The training finally started. My group seemed nice if apprehensive of me, as usual. We are eight people, everyone from different parts of Russia. I was surprised to hear that one of our group members, Andrew, was form the US; he works in Nalchik. The instructor is a lady from Ukraine. I was named ‘zavhoz’ and placed in charge of caring for the group’s nutrition during longer climbs of 2-3 days. Although I’m a vegan no more, I’m still a vegetarian, so the meat-eating boys have certainly made a mistake when they voted for me to be ‘zavhoz’ :).

After we’d dealt with the organizational side of the course, practice began. We started by reviewing knots and belaying techniques, which I’d forgotten all about. I was never great with ropes, but instead of practicing a forgotten skill, it felt like I was struggling to learn a new one – embarrassing and not a good start. It didn’t help that the instructor and I weren’t getting along too well because I have a tendency to block all information coming from a source I don’t trust.

I was surprisingly tired and disappointed in myself after those first couple of hours. We took a break to have lunch, and then headed up the moraine for an acclimatization hike. It was an exhausting walk uphill and, yet again, my body wasn’t living up to either my own or the group’s standards. Towards the end of the hike we practiced mountain rescue and shared a few laughs. However, on the way back to the camp everyone already knew who the weakest link was going to be for the duration of the course – me.

Day two started with a long hike towards a steep grassy slope with some boulders and scree where we would practice walking on these types of terrain as well as ice-axe use.
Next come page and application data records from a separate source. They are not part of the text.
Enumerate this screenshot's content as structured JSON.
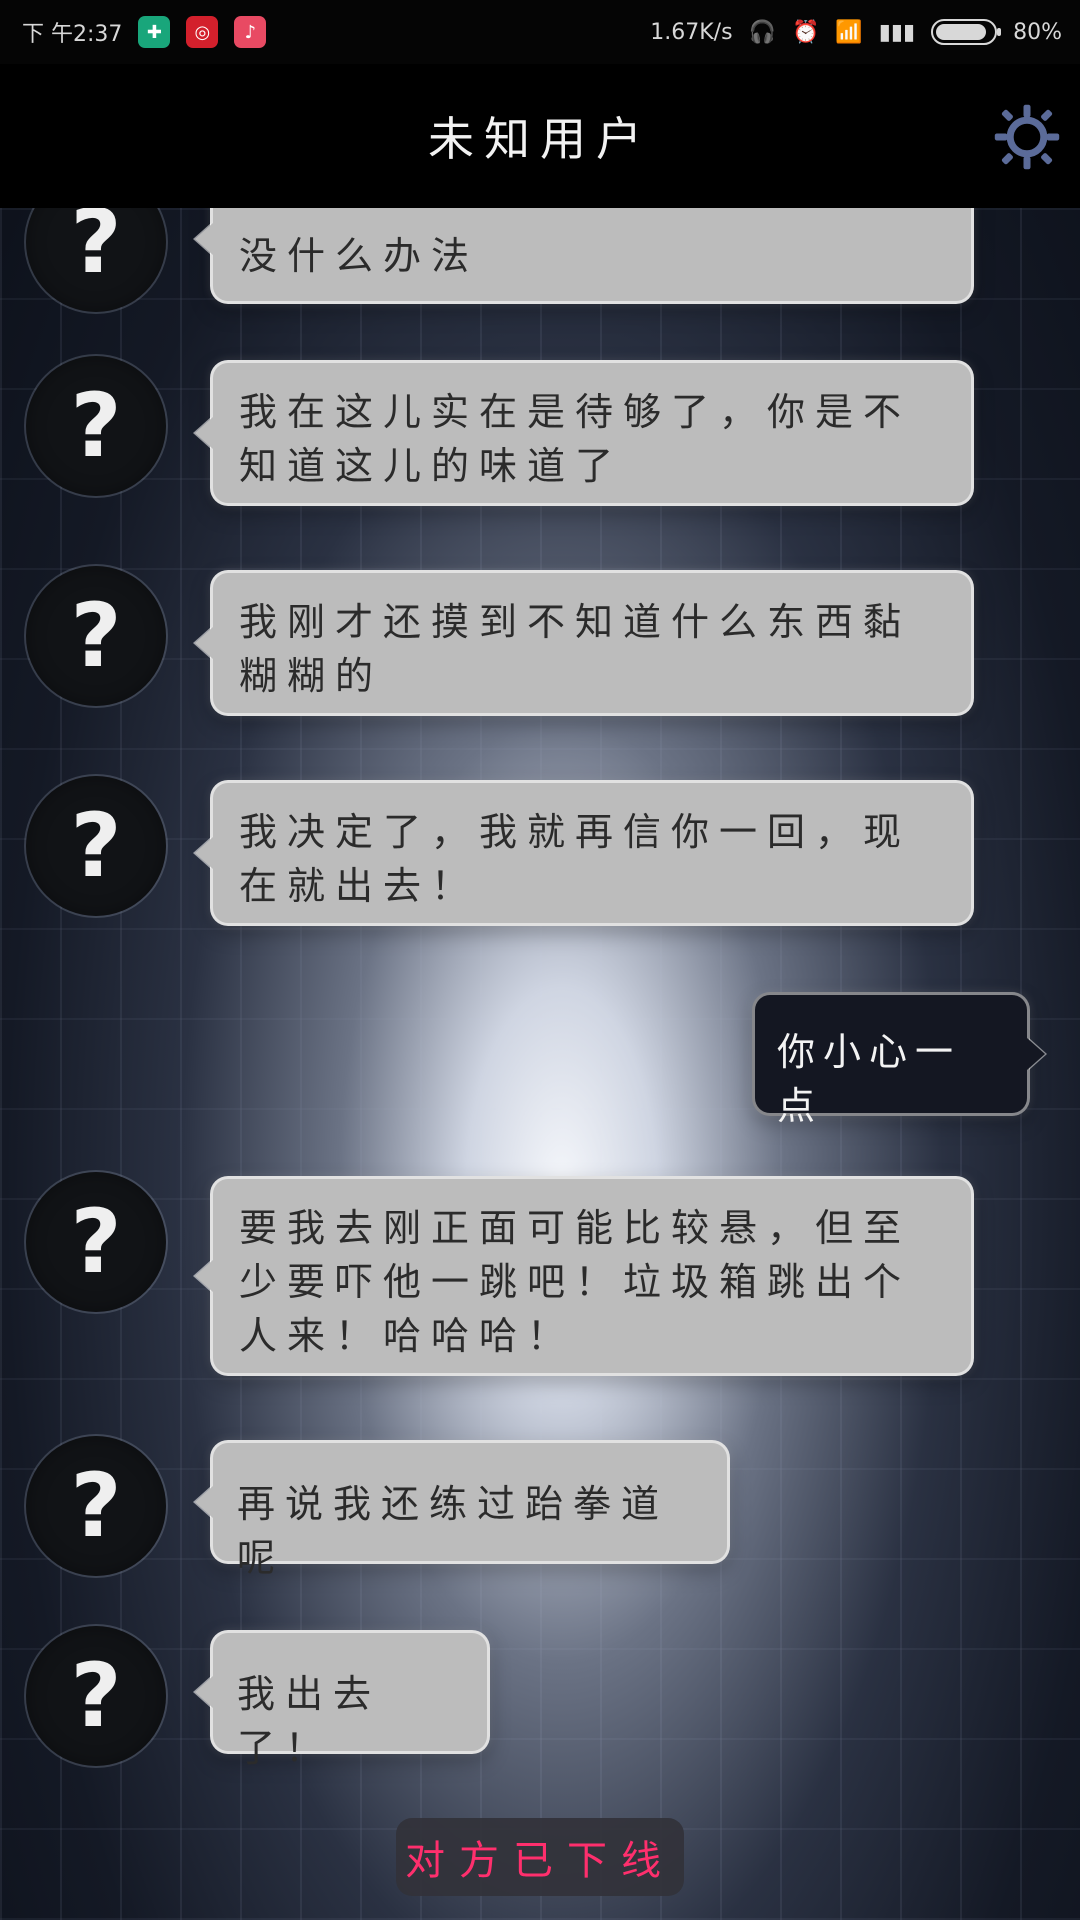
{
  "status_bar": {
    "time": "下 午2:37",
    "net_speed": "1.67K/s",
    "battery_percent": "80%",
    "app_icons": [
      "shield-app-icon",
      "netease-music-icon",
      "tiktok-icon"
    ],
    "system_icons": [
      "headphones-icon",
      "alarm-icon",
      "wifi-icon",
      "signal-icon",
      "battery-icon"
    ]
  },
  "header": {
    "title": "未知用户",
    "settings_icon": "gear-icon",
    "gear_color": "#5b6b99"
  },
  "messages": [
    {
      "sender": "other",
      "avatar_text": "?",
      "text": "没什么办法"
    },
    {
      "sender": "other",
      "avatar_text": "?",
      "text": "我在这儿实在是待够了，你是不知道这儿的味道了"
    },
    {
      "sender": "other",
      "avatar_text": "?",
      "text": "我刚才还摸到不知道什么东西黏糊糊的"
    },
    {
      "sender": "other",
      "avatar_text": "?",
      "text": "我决定了，我就再信你一回，现在就出去！"
    },
    {
      "sender": "me",
      "text": "你小心一点"
    },
    {
      "sender": "other",
      "avatar_text": "?",
      "text": "要我去刚正面可能比较悬，但至少要吓他一跳吧！垃圾箱跳出个人来！哈哈哈！"
    },
    {
      "sender": "other",
      "avatar_text": "?",
      "text": "再说我还练过跆拳道呢"
    },
    {
      "sender": "other",
      "avatar_text": "?",
      "text": "我出去了！"
    }
  ],
  "footer": {
    "offline_text": "对方已下线",
    "offline_color": "#ff2f6d"
  }
}
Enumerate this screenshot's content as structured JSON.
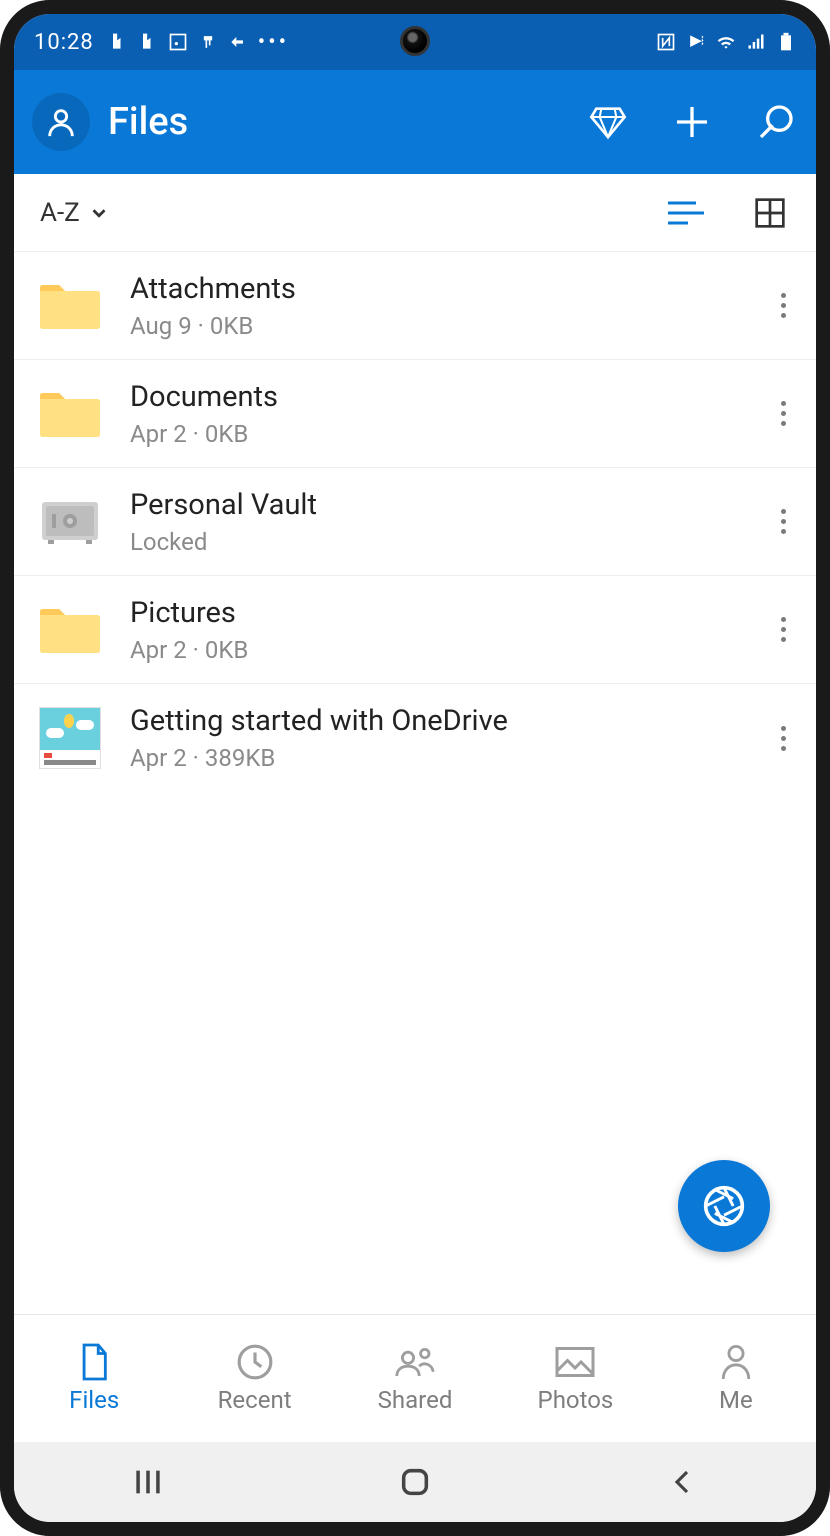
{
  "statusbar": {
    "time": "10:28"
  },
  "appbar": {
    "title": "Files"
  },
  "sort": {
    "label": "A-Z"
  },
  "items": [
    {
      "type": "folder",
      "name": "Attachments",
      "meta": "Aug 9 · 0KB"
    },
    {
      "type": "folder",
      "name": "Documents",
      "meta": "Apr 2 · 0KB"
    },
    {
      "type": "vault",
      "name": "Personal Vault",
      "meta": "Locked"
    },
    {
      "type": "folder",
      "name": "Pictures",
      "meta": "Apr 2 · 0KB"
    },
    {
      "type": "doc",
      "name": "Getting started with OneDrive",
      "meta": "Apr 2 · 389KB"
    }
  ],
  "tabs": {
    "files": "Files",
    "recent": "Recent",
    "shared": "Shared",
    "photos": "Photos",
    "me": "Me"
  }
}
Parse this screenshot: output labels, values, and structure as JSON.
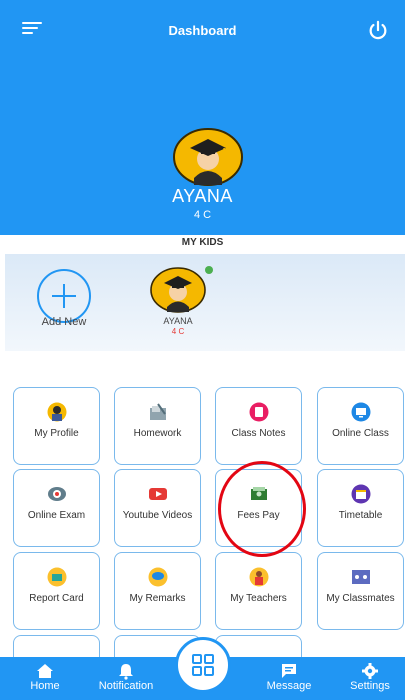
{
  "header": {
    "title": "Dashboard",
    "menu_icon": "menu-icon",
    "power_icon": "power-icon"
  },
  "current_kid": {
    "name": "AYANA",
    "class": "4 C"
  },
  "my_kids_label": "MY KIDS",
  "kids_panel": {
    "add_new_label": "Add New",
    "kids": [
      {
        "name": "AYANA",
        "class": "4 C",
        "online": true
      }
    ]
  },
  "tiles": [
    {
      "label": "My Profile",
      "icon": "profile-icon"
    },
    {
      "label": "Homework",
      "icon": "homework-icon"
    },
    {
      "label": "Class Notes",
      "icon": "class-notes-icon"
    },
    {
      "label": "Online Class",
      "icon": "online-class-icon"
    },
    {
      "label": "Online Exam",
      "icon": "online-exam-icon"
    },
    {
      "label": "Youtube Videos",
      "icon": "youtube-icon"
    },
    {
      "label": "Fees Pay",
      "icon": "fees-pay-icon",
      "highlighted": true
    },
    {
      "label": "Timetable",
      "icon": "timetable-icon"
    },
    {
      "label": "Report Card",
      "icon": "report-card-icon"
    },
    {
      "label": "My Remarks",
      "icon": "remarks-icon"
    },
    {
      "label": "My Teachers",
      "icon": "teachers-icon"
    },
    {
      "label": "My Classmates",
      "icon": "classmates-icon"
    }
  ],
  "bottom_nav": {
    "home": "Home",
    "notification": "Notification",
    "message": "Message",
    "settings": "Settings",
    "center_icon": "grid-icon"
  },
  "colors": {
    "primary": "#2196f3",
    "highlight": "#e30613",
    "online": "#4caf50",
    "class_text": "#e53935"
  }
}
In my ‘astronaut’ mountaineering boots – La Sportiva Spantik, which are normally used to climb at around 7000 metres – I was clumsy and sloppy with my technique. I wore the Spantik to get used to them as I will be wearing similar boots during the upcoming expedition: they have very thick soles and because of this one cannot ‘feel’ the ground under one’s feet very well. I couldn’t tell you how many times I slipped and fell; angry with the whole world, no less, for my own weakness and many, too many, technical shortcomings.

The training took us about four hours, after which we came back to the camp for a lunch break. The group then decided to take a walk to one of the nearby waterfalls. Although I initially followed, I had to stop halfway up – I was emotionally and physically spent. The ‘magical’ transformation from the strongest and fastest in any group to the slowest and least able in a group of beginners is not easy to deal with. What makes things worse is that I’m completely unable to connect with any of the members of my group, and it is not just my physical weakness, I’m afraid, which pushes people away – it’s my solitariness. One of the key lessons my parents wanted to teach me when I was still a young girl was independence, and in the course of my youth and early adulthood I might have learnt it all too well. Now I am not a team player at all: I trust myself to be my own leader, but not to take anyone else for the inevitably bumpy ride.

These past two days have exposed too much of me to me, and I saw little that I liked. Thus, when I repeat my mantra, ‘expect less than nothing’, I will remember that it’s mostly me that it applies to. We have eight days to go still before the course is over and I am not sure I can make it as I’ll have to face my worst enemy to do so – myself. And if I defeat her, what will I be left with?